Find and copy each line of the records where the string "price" shows up.

PROVIDED ENTRIES Start Marker

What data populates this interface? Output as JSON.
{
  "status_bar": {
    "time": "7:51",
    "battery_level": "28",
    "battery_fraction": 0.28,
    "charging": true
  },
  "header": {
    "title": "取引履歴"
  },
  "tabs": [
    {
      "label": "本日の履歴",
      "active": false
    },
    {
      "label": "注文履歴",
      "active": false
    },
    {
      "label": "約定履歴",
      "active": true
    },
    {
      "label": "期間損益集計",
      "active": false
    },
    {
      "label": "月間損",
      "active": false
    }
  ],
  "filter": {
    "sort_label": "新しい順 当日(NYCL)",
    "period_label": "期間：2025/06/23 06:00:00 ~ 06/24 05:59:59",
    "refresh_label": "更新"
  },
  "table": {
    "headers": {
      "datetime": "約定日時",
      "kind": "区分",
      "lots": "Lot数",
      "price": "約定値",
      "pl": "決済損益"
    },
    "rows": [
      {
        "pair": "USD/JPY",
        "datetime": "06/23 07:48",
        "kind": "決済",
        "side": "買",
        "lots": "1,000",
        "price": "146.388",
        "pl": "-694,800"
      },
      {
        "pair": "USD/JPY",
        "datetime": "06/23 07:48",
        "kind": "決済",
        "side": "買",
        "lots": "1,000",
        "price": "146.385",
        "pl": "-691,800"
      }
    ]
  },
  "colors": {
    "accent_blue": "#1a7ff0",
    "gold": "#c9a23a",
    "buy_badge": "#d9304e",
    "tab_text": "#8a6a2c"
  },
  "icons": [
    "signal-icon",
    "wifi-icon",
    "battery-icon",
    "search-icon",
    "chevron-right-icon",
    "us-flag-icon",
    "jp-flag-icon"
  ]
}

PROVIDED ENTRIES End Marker

- RESULT OF THIS EXERCISE -
      "price": "約定値",
        "price": "146.388",
        "price": "146.385",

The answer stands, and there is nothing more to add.